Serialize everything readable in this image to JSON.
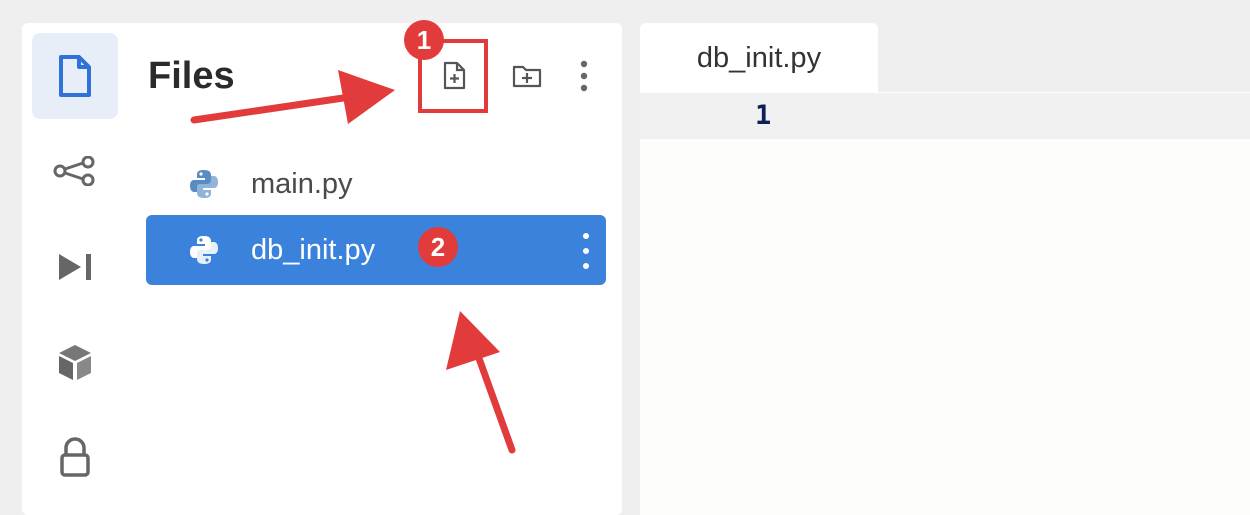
{
  "sidebar": {
    "title": "Files",
    "activity_icons": [
      "file-icon",
      "share-icon",
      "play-step-icon",
      "package-icon",
      "lock-icon"
    ],
    "header_actions": [
      "new-file-icon",
      "new-folder-icon",
      "more-vertical-icon"
    ]
  },
  "files": [
    {
      "name": "main.py",
      "selected": false
    },
    {
      "name": "db_init.py",
      "selected": true
    }
  ],
  "editor": {
    "tab_label": "db_init.py",
    "line_number": "1"
  },
  "annotations": {
    "badge_1": "1",
    "badge_2": "2",
    "color": "#e23b3b"
  },
  "colors": {
    "accent": "#3b82dc",
    "python_blue": "#4b7fb8"
  }
}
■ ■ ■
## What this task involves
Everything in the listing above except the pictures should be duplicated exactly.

## Answer for this exercise
Serialize everything readable in this image to JSON.
{
  "sidebar": {
    "title": "Files",
    "activity_icons": [
      "file-icon",
      "share-icon",
      "play-step-icon",
      "package-icon",
      "lock-icon"
    ],
    "header_actions": [
      "new-file-icon",
      "new-folder-icon",
      "more-vertical-icon"
    ]
  },
  "files": [
    {
      "name": "main.py",
      "selected": false
    },
    {
      "name": "db_init.py",
      "selected": true
    }
  ],
  "editor": {
    "tab_label": "db_init.py",
    "line_number": "1"
  },
  "annotations": {
    "badge_1": "1",
    "badge_2": "2",
    "color": "#e23b3b"
  },
  "colors": {
    "accent": "#3b82dc",
    "python_blue": "#4b7fb8"
  }
}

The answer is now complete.